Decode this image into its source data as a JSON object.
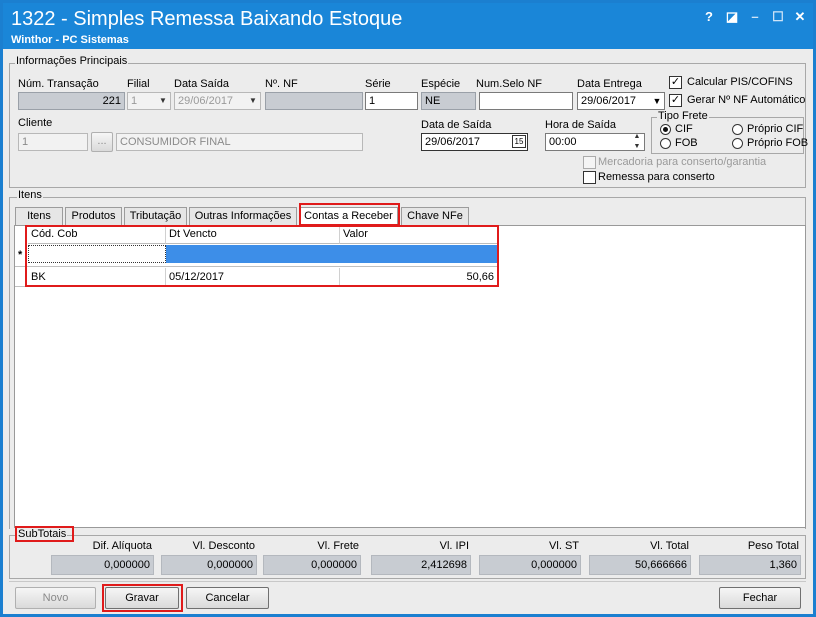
{
  "window": {
    "title": "1322 - Simples Remessa Baixando Estoque",
    "subtitle": "Winthor - PC Sistemas",
    "btn_help": "?",
    "btn_restore": "◪",
    "btn_minimize": "–",
    "btn_maximize": "☐",
    "btn_close": "✕"
  },
  "info": {
    "group_label": "Informações Principais",
    "num_transacao_label": "Núm. Transação",
    "num_transacao": "221",
    "filial_label": "Filial",
    "filial": "1",
    "data_saida_label": "Data Saída",
    "data_saida": "29/06/2017",
    "num_nf_label": "Nº. NF",
    "num_nf": "",
    "serie_label": "Série",
    "serie": "1",
    "especie_label": "Espécie",
    "especie": "NE",
    "num_selo_label": "Num.Selo NF",
    "num_selo": "",
    "data_entrega_label": "Data Entrega",
    "data_entrega": "29/06/2017",
    "calc_pis_label": "Calcular PIS/COFINS",
    "calc_pis_checked": "✓",
    "gerar_nf_label": "Gerar Nº NF Automático",
    "gerar_nf_checked": "✓",
    "cliente_label": "Cliente",
    "cliente_code": "1",
    "cliente_btn": "...",
    "cliente_name": "CONSUMIDOR FINAL",
    "data_de_saida_label": "Data de Saída",
    "data_de_saida": "29/06/2017",
    "cal_icon": "15",
    "hora_saida_label": "Hora de Saída",
    "hora_saida": "00:00",
    "tipo_frete_label": "Tipo Frete",
    "cif": "CIF",
    "fob": "FOB",
    "proprio_cif": "Próprio CIF",
    "proprio_fob": "Próprio FOB",
    "mercadoria_label": "Mercadoria para conserto/garantia",
    "remessa_label": "Remessa para conserto"
  },
  "itens": {
    "group_label": "Itens",
    "tabs": [
      {
        "label": "Itens"
      },
      {
        "label": "Produtos"
      },
      {
        "label": "Tributação"
      },
      {
        "label": "Outras Informações"
      },
      {
        "label": "Contas a Receber"
      },
      {
        "label": "Chave NFe"
      }
    ],
    "columns": [
      "Cód. Cob",
      "Dt Vencto",
      "Valor"
    ],
    "new_row_marker": "*",
    "rows": [
      {
        "cod": "BK",
        "vencto": "05/12/2017",
        "valor": "50,66"
      }
    ]
  },
  "subtotais": {
    "label": "SubTotais",
    "items": [
      {
        "label": "Dif. Alíquota",
        "value": "0,000000"
      },
      {
        "label": "Vl. Desconto",
        "value": "0,000000"
      },
      {
        "label": "Vl. Frete",
        "value": "0,000000"
      },
      {
        "label": "Vl. IPI",
        "value": "2,412698"
      },
      {
        "label": "Vl. ST",
        "value": "0,000000"
      },
      {
        "label": "Vl. Total",
        "value": "50,666666"
      },
      {
        "label": "Peso Total",
        "value": "1,360"
      }
    ]
  },
  "buttons": {
    "novo": "Novo",
    "gravar": "Gravar",
    "cancelar": "Cancelar",
    "fechar": "Fechar"
  }
}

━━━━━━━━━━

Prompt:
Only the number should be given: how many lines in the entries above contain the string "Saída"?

Exercise solution:
3